I had to attend a training meeting to find out what this was all about. I was going to be part of a 5 person team (I have to say person because I was the only male, sometimes it’s good to be me) that was assigned to Wood Creek. This little stream is located in Lower Huron Metro Park. My team and I would be making 3 visits throughout the summer to take readings, pictures, clean up garbage and record any observations concerning wildlife or any aquatic critters. Seems simple right? Oh was I in for a surprise.
Since we are all volunteers we are doing this out of the kindness of our hearts. If other things come up then our volunteer work will have to wait. Such is the case with this. Trying to schedule a time when all five of us would be available was next to impossible. Throw in the fact that the June of 2013 received almost twice as much rain as we normally do and you can see what I was up against. Eventually I just said to heck with everyone’s schedule and just picked a date. July 4th.
I sent out the email stating the date and only one person showed up, Erin. That’s okay, for what we needed to do I figured one person would be enough. I was more worried about the water levels anyway. The prior weekend the levels were about 4 feet above normal and made wading the stream hazardous. I had stopped by on July 2nd to see what the level was like and it had dropped some. My fingers were crossed that a few more days and no rain would finally allow me to do the initial testing. Erin arrived shortly after I did and we packed up the gear and headed to the stream. The water level was back down to normal so we waded in. After one step I remembered that I never fixed the leak in my hip boots. Erin just waded in with what she was wearing. She soon found out that all natural insect repellant doesn’t work worth a damn. They attacked her in swarms. For some strange reason they left me alone, not that I was complaining.
Part of our work is to take temperature and water conductivity readings. The meter they gave me takes both temperatures and measures the ions in the stream. Anything under a reading of 2 means the water is clean and healthy. We had to take a reading every 30 feet and mark it with GPS coordinates as well. All of our reading were around 20 degrees Celsius (or 68 Degrees Fahrenheit) and a conductivity reading of .80. All seems good. The stream itself had a gravel bottom the whole length we checked. A good sign for all those Steelheaders. A member of the HRWC told me that they have had reports of steelhead fingerlings this far up the Huron so this may be a viable spawning area for them.

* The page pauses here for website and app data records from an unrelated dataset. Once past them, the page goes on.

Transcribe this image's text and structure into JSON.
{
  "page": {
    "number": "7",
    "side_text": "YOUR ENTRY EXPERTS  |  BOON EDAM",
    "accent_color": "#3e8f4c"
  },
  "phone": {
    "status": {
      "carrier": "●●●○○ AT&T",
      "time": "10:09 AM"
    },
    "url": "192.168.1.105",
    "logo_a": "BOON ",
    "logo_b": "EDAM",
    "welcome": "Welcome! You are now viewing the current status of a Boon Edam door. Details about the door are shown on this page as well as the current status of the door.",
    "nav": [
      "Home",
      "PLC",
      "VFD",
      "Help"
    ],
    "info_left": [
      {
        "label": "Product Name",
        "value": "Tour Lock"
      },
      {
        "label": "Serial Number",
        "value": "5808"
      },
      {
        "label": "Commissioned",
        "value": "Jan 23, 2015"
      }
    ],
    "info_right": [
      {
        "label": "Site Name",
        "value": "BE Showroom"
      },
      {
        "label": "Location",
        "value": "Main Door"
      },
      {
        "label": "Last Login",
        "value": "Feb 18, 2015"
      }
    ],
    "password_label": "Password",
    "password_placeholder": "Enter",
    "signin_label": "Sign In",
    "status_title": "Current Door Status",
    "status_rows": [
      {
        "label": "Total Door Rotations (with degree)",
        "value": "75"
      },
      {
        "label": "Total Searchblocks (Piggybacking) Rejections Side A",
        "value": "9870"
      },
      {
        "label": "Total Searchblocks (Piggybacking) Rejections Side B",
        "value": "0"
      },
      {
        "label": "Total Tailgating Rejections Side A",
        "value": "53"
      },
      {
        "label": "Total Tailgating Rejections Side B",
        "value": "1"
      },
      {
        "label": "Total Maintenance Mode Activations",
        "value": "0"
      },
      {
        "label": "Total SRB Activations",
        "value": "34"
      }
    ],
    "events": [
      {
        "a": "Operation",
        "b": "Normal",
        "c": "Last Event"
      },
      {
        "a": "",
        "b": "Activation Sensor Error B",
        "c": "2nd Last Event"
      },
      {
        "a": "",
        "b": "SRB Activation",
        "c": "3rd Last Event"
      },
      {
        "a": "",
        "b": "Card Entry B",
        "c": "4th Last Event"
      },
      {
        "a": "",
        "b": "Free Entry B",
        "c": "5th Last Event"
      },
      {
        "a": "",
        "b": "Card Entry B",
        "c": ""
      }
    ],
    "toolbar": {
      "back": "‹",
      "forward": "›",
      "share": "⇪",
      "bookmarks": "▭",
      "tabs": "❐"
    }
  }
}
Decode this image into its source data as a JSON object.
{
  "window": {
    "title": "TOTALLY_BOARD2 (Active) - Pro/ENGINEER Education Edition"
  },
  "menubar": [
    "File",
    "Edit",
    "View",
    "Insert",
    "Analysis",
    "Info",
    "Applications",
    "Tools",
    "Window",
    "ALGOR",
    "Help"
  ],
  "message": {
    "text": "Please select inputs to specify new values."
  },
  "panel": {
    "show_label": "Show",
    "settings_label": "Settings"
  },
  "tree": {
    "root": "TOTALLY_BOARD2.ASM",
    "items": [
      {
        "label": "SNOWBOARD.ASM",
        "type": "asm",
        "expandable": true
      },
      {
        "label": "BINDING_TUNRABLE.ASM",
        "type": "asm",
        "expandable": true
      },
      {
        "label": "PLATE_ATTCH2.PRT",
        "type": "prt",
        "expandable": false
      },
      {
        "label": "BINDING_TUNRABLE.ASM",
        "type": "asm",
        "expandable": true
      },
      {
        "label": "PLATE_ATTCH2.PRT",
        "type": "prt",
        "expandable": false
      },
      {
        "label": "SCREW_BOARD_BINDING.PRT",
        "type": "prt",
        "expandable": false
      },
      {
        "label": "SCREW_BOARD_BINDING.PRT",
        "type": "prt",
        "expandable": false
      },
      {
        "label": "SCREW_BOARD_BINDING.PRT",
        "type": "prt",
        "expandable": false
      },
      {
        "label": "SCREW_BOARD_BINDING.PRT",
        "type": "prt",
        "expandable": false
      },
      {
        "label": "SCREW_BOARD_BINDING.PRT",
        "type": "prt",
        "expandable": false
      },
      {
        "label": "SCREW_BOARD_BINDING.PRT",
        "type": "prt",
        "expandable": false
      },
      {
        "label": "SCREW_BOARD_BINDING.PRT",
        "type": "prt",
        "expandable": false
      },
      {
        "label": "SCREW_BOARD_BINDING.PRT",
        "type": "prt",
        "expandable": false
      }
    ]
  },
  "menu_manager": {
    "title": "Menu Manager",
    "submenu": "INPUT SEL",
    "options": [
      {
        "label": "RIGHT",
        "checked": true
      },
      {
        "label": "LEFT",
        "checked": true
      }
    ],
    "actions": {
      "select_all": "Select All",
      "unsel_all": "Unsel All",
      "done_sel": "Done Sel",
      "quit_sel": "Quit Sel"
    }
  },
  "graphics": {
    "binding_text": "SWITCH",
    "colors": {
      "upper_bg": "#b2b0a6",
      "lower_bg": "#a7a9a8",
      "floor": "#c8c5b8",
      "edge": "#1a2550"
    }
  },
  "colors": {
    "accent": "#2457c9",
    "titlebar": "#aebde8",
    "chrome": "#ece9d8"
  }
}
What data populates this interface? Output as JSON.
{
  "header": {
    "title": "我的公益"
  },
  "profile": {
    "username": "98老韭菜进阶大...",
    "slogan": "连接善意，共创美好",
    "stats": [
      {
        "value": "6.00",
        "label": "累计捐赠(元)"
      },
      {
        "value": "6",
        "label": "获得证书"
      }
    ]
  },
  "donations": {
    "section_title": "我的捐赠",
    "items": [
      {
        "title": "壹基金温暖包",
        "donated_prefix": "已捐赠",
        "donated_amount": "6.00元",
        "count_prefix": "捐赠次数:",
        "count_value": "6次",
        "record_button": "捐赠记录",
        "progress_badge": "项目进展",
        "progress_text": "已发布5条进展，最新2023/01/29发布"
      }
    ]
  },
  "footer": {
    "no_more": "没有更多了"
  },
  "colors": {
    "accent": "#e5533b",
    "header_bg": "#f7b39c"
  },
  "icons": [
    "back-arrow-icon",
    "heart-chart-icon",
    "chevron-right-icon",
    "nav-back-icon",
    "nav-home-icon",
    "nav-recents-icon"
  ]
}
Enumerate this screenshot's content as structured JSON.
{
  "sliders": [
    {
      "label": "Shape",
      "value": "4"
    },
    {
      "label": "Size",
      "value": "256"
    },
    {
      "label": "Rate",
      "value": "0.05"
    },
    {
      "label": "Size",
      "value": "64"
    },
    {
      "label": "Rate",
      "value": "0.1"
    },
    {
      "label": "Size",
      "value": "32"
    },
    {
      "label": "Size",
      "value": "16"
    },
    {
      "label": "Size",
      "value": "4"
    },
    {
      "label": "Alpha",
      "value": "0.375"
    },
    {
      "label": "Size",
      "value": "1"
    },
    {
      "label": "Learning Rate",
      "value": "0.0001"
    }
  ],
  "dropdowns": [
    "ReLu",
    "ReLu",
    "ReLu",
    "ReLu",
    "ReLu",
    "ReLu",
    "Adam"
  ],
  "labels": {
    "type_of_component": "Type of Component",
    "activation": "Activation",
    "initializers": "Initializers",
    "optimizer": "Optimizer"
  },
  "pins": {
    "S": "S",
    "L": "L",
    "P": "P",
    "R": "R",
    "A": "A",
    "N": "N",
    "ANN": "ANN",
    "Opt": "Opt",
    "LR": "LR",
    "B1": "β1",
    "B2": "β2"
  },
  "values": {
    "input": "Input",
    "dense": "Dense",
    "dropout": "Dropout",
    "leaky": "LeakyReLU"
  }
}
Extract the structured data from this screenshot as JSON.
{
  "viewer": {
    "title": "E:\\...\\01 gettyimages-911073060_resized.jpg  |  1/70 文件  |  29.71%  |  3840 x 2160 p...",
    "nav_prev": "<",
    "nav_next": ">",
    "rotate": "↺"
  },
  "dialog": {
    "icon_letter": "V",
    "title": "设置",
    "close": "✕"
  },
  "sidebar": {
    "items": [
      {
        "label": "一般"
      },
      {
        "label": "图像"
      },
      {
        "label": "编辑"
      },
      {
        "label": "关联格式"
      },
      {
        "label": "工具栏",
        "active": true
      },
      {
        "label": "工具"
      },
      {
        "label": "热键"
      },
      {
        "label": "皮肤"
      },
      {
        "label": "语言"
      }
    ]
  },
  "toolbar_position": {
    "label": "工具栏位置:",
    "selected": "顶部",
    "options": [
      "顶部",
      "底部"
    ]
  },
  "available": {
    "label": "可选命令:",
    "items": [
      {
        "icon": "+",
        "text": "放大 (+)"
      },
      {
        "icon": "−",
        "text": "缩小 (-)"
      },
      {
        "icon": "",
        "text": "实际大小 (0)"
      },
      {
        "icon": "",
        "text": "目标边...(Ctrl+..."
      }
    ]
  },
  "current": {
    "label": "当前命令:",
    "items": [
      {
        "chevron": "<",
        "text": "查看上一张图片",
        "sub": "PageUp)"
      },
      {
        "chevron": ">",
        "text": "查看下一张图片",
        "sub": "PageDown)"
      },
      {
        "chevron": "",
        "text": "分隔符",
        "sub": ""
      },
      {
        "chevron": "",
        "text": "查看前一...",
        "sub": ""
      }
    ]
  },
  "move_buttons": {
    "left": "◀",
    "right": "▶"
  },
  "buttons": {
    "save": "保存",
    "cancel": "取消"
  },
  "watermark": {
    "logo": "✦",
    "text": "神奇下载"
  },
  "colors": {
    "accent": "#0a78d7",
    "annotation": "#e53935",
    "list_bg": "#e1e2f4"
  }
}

Another part of our job was to take pictures of the surrounding vegetation and make notes of any aquatic or land based wildlife. Didn’t see any critters but I did see lots of baitfish in the stream. As far as insects go there were a lot of damsel flies and of course about a gazillion mosquitoes. Because of this and the total failure of Erin’s all natural repellant we hurried through our sampling and got off the stream in a hurry. She was a little annoyed that I never got bit. Like I said before, sometimes it’s good to be me. She was a good sport about it thought and offered to enter all our data in to the spreadsheet we were given. I told her I would go through the pictures and add them alter when she was done.
Mission Accomplished, now all I had to do was try and schedule future visits with the rest of the team.
I’m not too optimistic about this.
Up Next, Creek Walk #2 and my Advanced Warning System.